The general election campaigns are now in full swing and candidates are contacting citizens asking for support. This is a two-way process and an opportunity for our members and supporters to ask the political candidate to get behind the issues close to our heart.
We encourage everyone to share their personal stories and impress upon candidates the needs of the sight-loss community.
We have crafted a list of four core demands; you may wish to print these and keep them by the front door to give to calling candidates, or talk about the ones that you care most about.
In 2019, the wellbeing cost of living with an inherited retinal degeneration (IRD) in Ireland was in the region of €27 million. This equates to about €10,500 per individual, each year.
We measure wellbeing costs in a non-financial approach. Instead, we measure the impact of anxiety, depression, loneliness and financial stress.
This means that, alongside significant economic costs, IRDs create a large well-being impact for people living with an IRD and their families.
Living with a disability costs money. Affected individuals and their families carry this financial burden. The cost of living with an IRD is equal to the weekly disability allowance of €203; driving citizens into consistent poverty.
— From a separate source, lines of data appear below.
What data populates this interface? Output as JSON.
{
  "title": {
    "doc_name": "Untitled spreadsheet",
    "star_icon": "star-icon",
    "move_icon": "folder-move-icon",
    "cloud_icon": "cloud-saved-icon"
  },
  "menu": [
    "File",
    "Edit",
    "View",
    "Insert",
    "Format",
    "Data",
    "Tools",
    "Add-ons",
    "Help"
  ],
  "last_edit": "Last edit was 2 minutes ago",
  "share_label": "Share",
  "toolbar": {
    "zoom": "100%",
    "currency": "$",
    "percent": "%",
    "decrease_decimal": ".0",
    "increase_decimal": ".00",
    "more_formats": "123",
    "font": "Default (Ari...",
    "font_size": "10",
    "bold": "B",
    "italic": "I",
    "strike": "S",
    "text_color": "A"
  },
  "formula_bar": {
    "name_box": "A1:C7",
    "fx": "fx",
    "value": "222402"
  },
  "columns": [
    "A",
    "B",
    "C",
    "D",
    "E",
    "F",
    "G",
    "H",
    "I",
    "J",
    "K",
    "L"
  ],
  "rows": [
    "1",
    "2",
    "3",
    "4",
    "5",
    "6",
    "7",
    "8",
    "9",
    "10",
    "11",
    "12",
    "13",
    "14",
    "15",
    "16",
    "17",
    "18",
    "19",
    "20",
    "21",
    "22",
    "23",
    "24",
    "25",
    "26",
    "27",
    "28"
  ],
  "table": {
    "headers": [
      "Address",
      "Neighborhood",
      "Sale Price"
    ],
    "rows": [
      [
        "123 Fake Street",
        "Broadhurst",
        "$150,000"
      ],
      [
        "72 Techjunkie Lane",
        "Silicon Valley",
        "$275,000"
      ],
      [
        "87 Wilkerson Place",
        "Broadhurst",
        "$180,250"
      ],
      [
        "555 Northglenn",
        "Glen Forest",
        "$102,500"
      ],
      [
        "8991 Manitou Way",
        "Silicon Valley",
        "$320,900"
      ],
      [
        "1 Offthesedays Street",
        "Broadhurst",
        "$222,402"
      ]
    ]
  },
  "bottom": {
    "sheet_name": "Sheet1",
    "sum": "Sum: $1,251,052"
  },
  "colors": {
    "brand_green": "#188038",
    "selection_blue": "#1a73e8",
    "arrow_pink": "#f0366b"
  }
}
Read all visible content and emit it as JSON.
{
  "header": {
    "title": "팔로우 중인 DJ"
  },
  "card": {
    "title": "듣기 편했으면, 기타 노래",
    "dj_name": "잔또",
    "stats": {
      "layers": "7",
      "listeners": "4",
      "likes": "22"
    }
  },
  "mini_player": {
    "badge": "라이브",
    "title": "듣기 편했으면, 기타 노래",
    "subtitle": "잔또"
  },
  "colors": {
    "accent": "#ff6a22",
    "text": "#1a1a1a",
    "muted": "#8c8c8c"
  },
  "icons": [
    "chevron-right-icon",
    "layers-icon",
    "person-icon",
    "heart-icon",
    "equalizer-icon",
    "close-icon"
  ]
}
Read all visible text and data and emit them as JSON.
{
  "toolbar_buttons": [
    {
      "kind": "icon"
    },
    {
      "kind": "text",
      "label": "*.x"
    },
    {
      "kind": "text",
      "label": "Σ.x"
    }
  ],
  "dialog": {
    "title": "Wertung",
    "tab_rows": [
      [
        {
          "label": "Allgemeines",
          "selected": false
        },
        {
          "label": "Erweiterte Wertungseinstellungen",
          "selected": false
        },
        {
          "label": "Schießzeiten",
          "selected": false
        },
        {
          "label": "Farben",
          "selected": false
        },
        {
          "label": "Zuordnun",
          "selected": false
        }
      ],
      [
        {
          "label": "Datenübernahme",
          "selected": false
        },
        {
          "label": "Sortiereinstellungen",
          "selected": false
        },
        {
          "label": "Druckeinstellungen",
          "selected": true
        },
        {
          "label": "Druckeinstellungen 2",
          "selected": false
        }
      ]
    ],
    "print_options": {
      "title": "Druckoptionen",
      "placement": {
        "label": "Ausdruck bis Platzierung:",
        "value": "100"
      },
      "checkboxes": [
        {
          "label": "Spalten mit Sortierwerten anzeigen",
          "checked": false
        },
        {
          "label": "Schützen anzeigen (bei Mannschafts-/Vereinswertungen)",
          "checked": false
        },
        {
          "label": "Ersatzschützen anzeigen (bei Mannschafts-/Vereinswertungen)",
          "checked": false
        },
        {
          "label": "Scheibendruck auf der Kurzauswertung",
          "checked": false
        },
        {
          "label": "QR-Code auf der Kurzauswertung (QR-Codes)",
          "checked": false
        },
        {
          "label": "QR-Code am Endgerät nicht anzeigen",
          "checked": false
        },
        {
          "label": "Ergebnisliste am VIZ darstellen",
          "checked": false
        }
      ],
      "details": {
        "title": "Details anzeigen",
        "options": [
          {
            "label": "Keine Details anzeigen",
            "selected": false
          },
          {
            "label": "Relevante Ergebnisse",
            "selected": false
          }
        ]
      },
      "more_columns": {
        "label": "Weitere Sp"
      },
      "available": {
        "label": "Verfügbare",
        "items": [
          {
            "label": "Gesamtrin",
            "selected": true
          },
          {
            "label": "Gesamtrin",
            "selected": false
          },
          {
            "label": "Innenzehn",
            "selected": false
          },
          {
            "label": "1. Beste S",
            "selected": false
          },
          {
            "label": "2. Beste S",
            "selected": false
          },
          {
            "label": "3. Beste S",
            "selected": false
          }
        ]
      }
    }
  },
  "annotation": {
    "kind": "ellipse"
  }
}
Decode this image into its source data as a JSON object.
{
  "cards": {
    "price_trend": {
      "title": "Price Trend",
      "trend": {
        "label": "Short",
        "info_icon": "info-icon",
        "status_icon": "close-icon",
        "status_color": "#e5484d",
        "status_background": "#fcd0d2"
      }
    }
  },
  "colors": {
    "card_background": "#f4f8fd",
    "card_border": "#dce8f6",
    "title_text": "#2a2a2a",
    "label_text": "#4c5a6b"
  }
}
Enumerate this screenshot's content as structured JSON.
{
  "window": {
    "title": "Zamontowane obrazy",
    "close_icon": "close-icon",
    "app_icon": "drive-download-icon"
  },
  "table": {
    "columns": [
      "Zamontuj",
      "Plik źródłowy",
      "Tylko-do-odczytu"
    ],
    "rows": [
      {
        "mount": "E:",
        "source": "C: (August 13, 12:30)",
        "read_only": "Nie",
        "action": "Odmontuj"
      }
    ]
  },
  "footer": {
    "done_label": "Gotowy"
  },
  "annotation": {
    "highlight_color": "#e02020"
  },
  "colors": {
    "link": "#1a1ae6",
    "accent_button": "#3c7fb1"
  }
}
Waiting lists for eye care are alarming. They cause sight problems to reduce quality of life for longer than necessary. People with rare degenerative eye conditions are not monitored on a regular basis. As a result, we are unable to learn more about these complex conditions and long-term effects.
Everyone has a right to a genetic diagnosis. It can provide access to personalised medicine, clinical trials and genetic counselling. It can help family decision-making. A genetic test should be a human right.
Ireland needs a national registry for rare retinal disease. Target 5000 is building a database of people with inherited retinal degeneration. It will provide access to research, support services and counselling.
This year, we expect the figure for those who are blind or visually impaired to reach 272,000. These citizens are not receiving their entitlement to the quality of services required. Future health and social care strategies must address this problem.
Therapies – or personalised medicines – are now becoming available. In some cases, they can cure certain conditions.
The Government can decide if it will reimburse these treatments. Without their support, these therapies are unaffordable for most citizens. We want medicine available for the few, not just the many.
The debate so far has tended to focus on cost rather than impact. But we see it as an investment, not a cost. We need commitment from our political leaders that they will intervene on our behalf.
We want the Government to reimburse sight-saving therapies. When the Government assesses a treatment for reimbursement, we want them to include the impact of wellbeing costs.